• [Data provided]:
--- --- ---
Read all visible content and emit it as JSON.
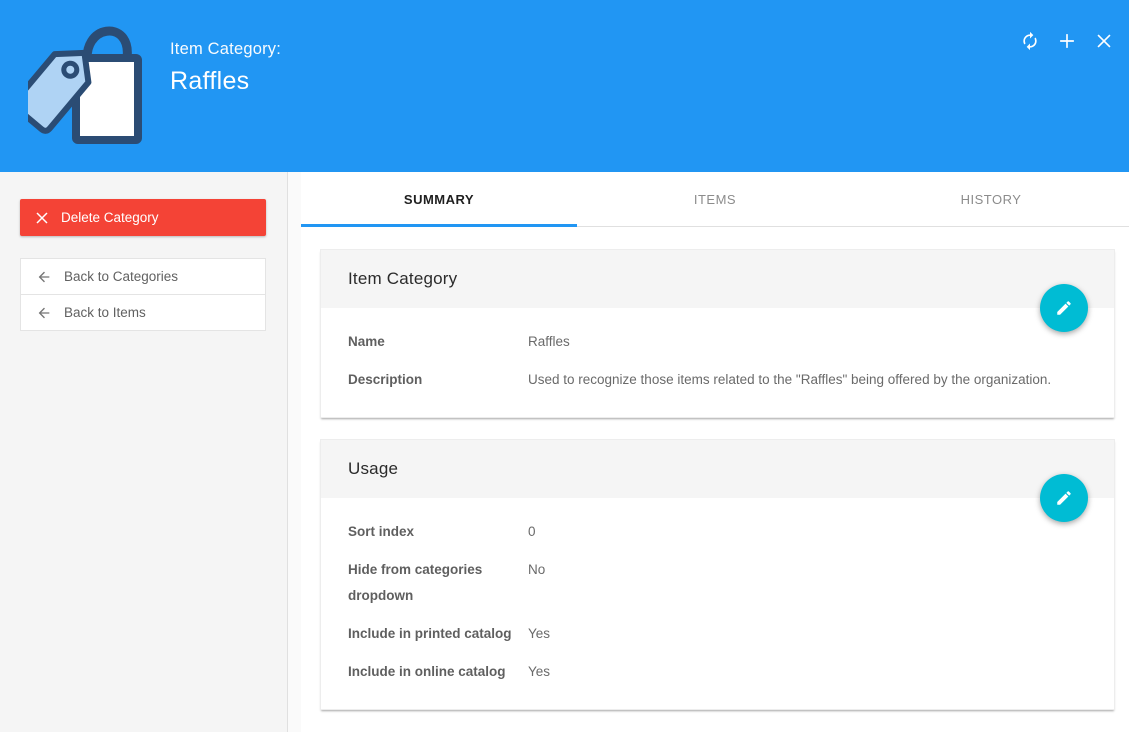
{
  "colors": {
    "header_bg": "#2196F3",
    "accent_blue": "#2196F3",
    "delete_red": "#F44336",
    "fab_teal": "#00BCD4",
    "icon_navy": "#2B4C74",
    "tag_light_blue": "#AFD3F4"
  },
  "header": {
    "label": "Item Category:",
    "title": "Raffles",
    "icon": "shopping-bag-with-tag",
    "actions": [
      {
        "name": "refresh"
      },
      {
        "name": "add"
      },
      {
        "name": "close"
      }
    ]
  },
  "sidebar": {
    "delete_button": "Delete Category",
    "links": [
      "Back to Categories",
      "Back to Items"
    ]
  },
  "tabs": [
    {
      "label": "SUMMARY",
      "active": true
    },
    {
      "label": "ITEMS",
      "active": false
    },
    {
      "label": "HISTORY",
      "active": false
    }
  ],
  "cards": [
    {
      "title": "Item Category",
      "edit_action": "edit",
      "rows": [
        {
          "label": "Name",
          "value": "Raffles"
        },
        {
          "label": "Description",
          "value": "Used to recognize those items related to the \"Raffles\" being offered by the organization."
        }
      ]
    },
    {
      "title": "Usage",
      "edit_action": "edit",
      "rows": [
        {
          "label": "Sort index",
          "value": "0"
        },
        {
          "label": "Hide from categories dropdown",
          "value": "No"
        },
        {
          "label": "Include in printed catalog",
          "value": "Yes"
        },
        {
          "label": "Include in online catalog",
          "value": "Yes"
        }
      ]
    }
  ]
}
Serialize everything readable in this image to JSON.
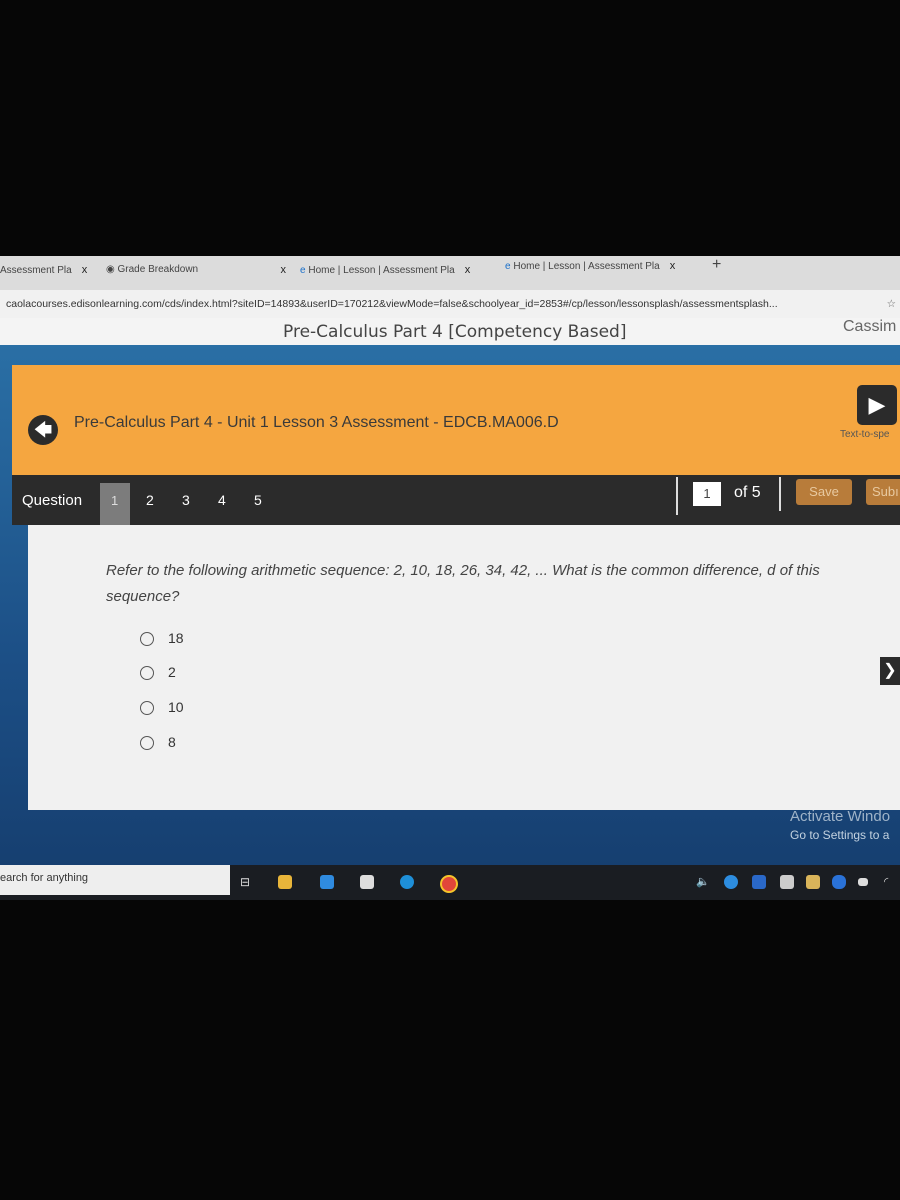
{
  "browser": {
    "tabs": [
      {
        "label": "Assessment Pla"
      },
      {
        "label": "Grade Breakdown"
      },
      {
        "label": "Home | Lesson | Assessment Pla"
      },
      {
        "label": "Home | Lesson | Assessment Pla"
      }
    ],
    "close_glyph": "x",
    "new_tab": "+",
    "url": "caolacourses.edisonlearning.com/cds/index.html?siteID=14893&userID=170212&viewMode=false&schoolyear_id=2853#/cp/lesson/lessonsplash/assessmentsplash...",
    "star_icon": "star-icon"
  },
  "page": {
    "course_title": "Pre-Calculus Part 4 [Competency Based]",
    "user_name": "Cassim"
  },
  "banner": {
    "title": "Pre-Calculus Part 4 - Unit 1 Lesson 3 Assessment - EDCB.MA006.D",
    "tts_label": "Text-to-spe",
    "color": "#f5a640"
  },
  "nav": {
    "question_label": "Question",
    "questions": [
      "1",
      "2",
      "3",
      "4",
      "5"
    ],
    "current": "1",
    "of_label": "of 5",
    "save": "Save",
    "submit": "Subı"
  },
  "question": {
    "text": "Refer to the following arithmetic sequence: 2, 10, 18, 26, 34, 42, ... What is the common difference, d of this sequence?",
    "options": [
      "18",
      "2",
      "10",
      "8"
    ]
  },
  "watermark": {
    "line1": "Activate Windo",
    "line2": "Go to Settings to a"
  },
  "taskbar": {
    "search_placeholder": "earch for anything"
  }
}
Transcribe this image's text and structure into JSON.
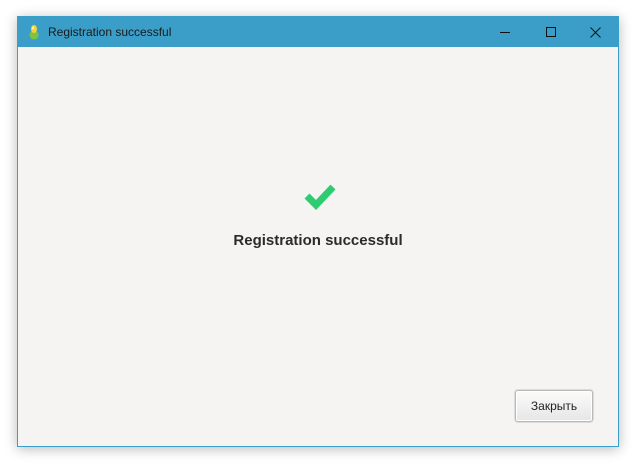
{
  "window": {
    "title": "Registration successful",
    "accent_color": "#3a9ec8",
    "icon": "app-leaf-icon"
  },
  "controls": {
    "minimize_icon": "minimize-icon",
    "maximize_icon": "maximize-icon",
    "close_icon": "close-icon"
  },
  "content": {
    "status_icon": "checkmark-icon",
    "status_color": "#2ecc71",
    "message": "Registration successful",
    "close_button_label": "Закрыть"
  }
}
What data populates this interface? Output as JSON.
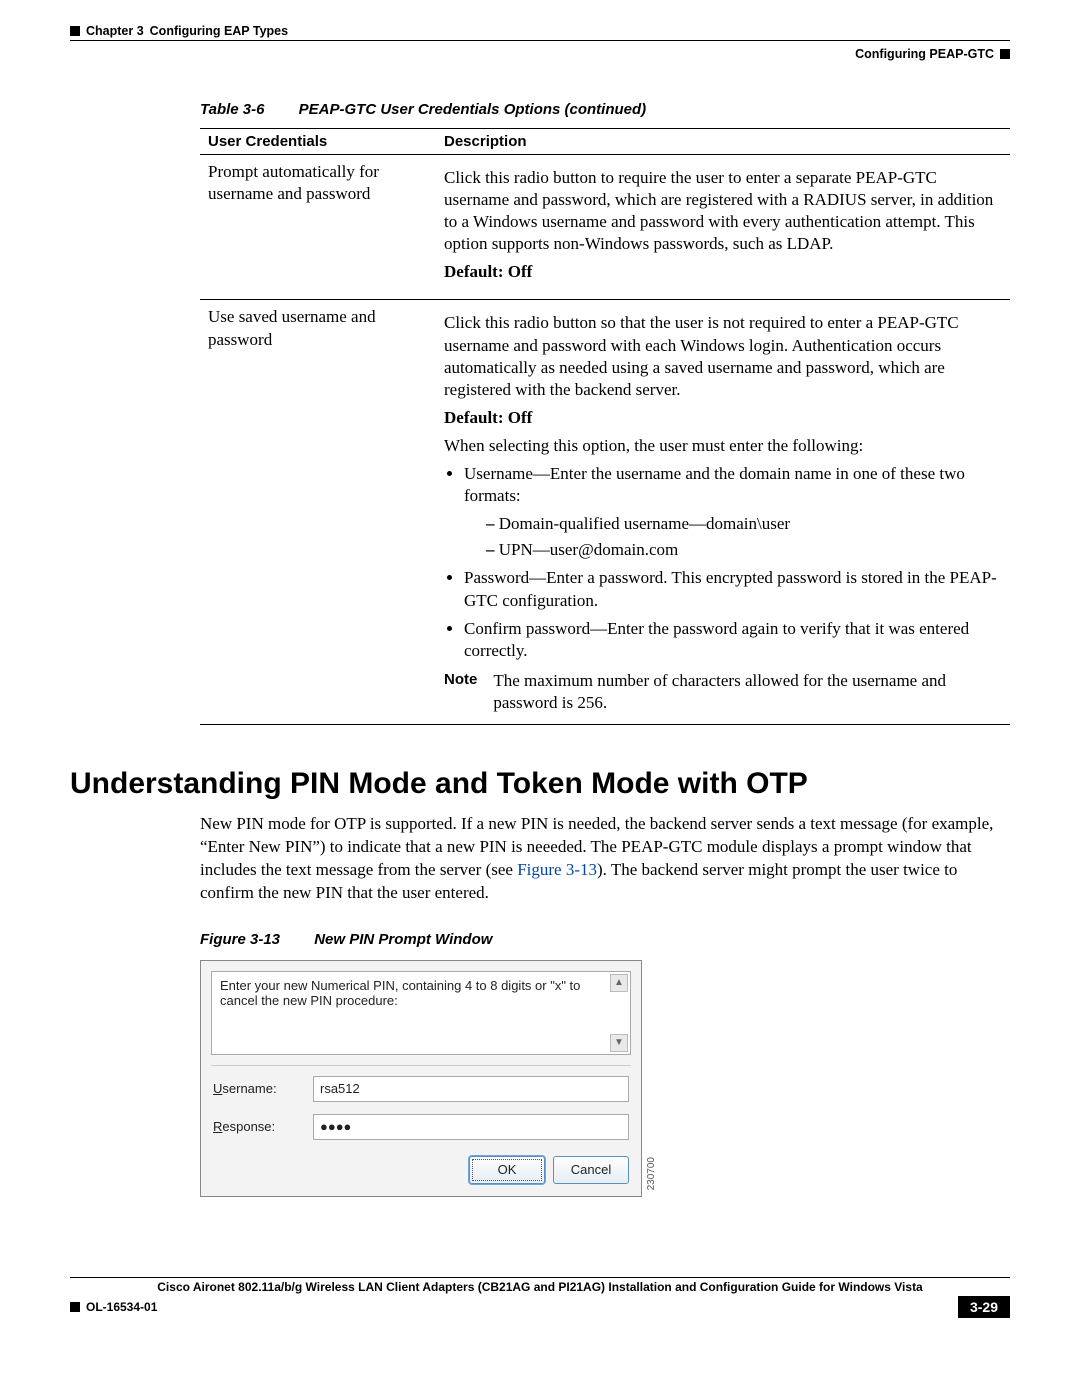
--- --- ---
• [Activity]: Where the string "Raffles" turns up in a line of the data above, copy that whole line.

• [Solution for this exercise]:
    "title": "Raffles",
          "value": "Raffles"
          "value": "Used to recognize those items related to the \"Raffles\" being offered by the organization."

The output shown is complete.